A reader, Steve, posed a couple of good questions:
Dr. Gauger, thank you for taking my questions. I will try to be as short and to the point as possible.
First, regarding the aminoacylation of transfer RNA, is there any chemical bonding affinity inherent in the transfer RNA itself or does attachment of the amino acid to the 3′-end depend entirely upon energy provided by ATP? My thought is that if transfer RNA has no inherent chemical bonding affinity to any amino acid, in other words it is essentially dead in regard to chemical bonding, this constitutes a complete physical separation between the anticodon and the amino acid it represents. This makes the origin of the system via natural material forces extremely unlikely, especially when you add the fact that it depends on an irreducibly complex mechanism for its success.
Second, how do organelles, which are nonliving chemicals, appear to move with purpose? This question has two parts.
- How do organelles move from point A to point B? Cells will use cilia or flagella but I don’t see any mechanism causing a chaperone or a helicase to move.

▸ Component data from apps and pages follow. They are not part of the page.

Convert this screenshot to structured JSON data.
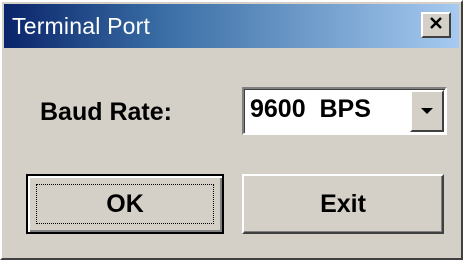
{
  "window": {
    "title": "Terminal Port"
  },
  "icons": {
    "close": "close-icon",
    "dropdown": "chevron-down-icon"
  },
  "form": {
    "baud_label": "Baud Rate:",
    "baud_value": "9600  BPS"
  },
  "buttons": {
    "ok_label": "OK",
    "exit_label": "Exit"
  },
  "colors": {
    "titlebar_start": "#0a246a",
    "titlebar_end": "#a6caf0",
    "face": "#d4d0c8"
  }
}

- How do organelles move with purpose? My understanding is that organelles are non-living chemicals, yet they move in the cell as if they know what they are doing and where they are going. How is it that these non-living chemicals appear to have purpose and will move accordingly?
Thank you for taking the time to answer my questions. I am a Christian and I’m very interested in intelligent design theory. Your thoughts are deeply appreciated as they will help me to engage my friends and colleagues on this subject.
Steve seems to know something more than most about biology.
Questions and Answers
The match between the tRNA and its appropriate amino acid is made by specific enzymes called aminoacyl-tRNA synthetases. It is not done based on chemical affinity as some have tried to claim. Here is a wonderful page describing these enzymes and how they work:
About the movement of organelles: There are molecular motor proteins that haul them around! For example, movement outward from the nucleus (called plus directed) is accomplished by a motor protein called kinesin, which runs on microtubes as a track. How they get directed to the right place is an active area of study and is what my postdoctoral work was on. Motion inward (minus directed) is accomplished by a motor protein called dynein. Dynein is involved in many critical processes in the cell. Here are a few videos and articles:
- “The Cell as a City: Examining an Apt Metaphor”
- “The Workhorse of the Cell: Kinesin”
- “Kinesin: Fast, Efficient, Essential, and Mysterious”
- “The Cell’s Postal System”
And there’s this about the “perfection” of molecular machines like kinesin:
And another wonderful video about the cell, with a really neat section about molecular motors at the very end.
I hope that helps.
Image: Kinesin, from The Workhorse of the Cell: Kinesin, via Discovery Institute.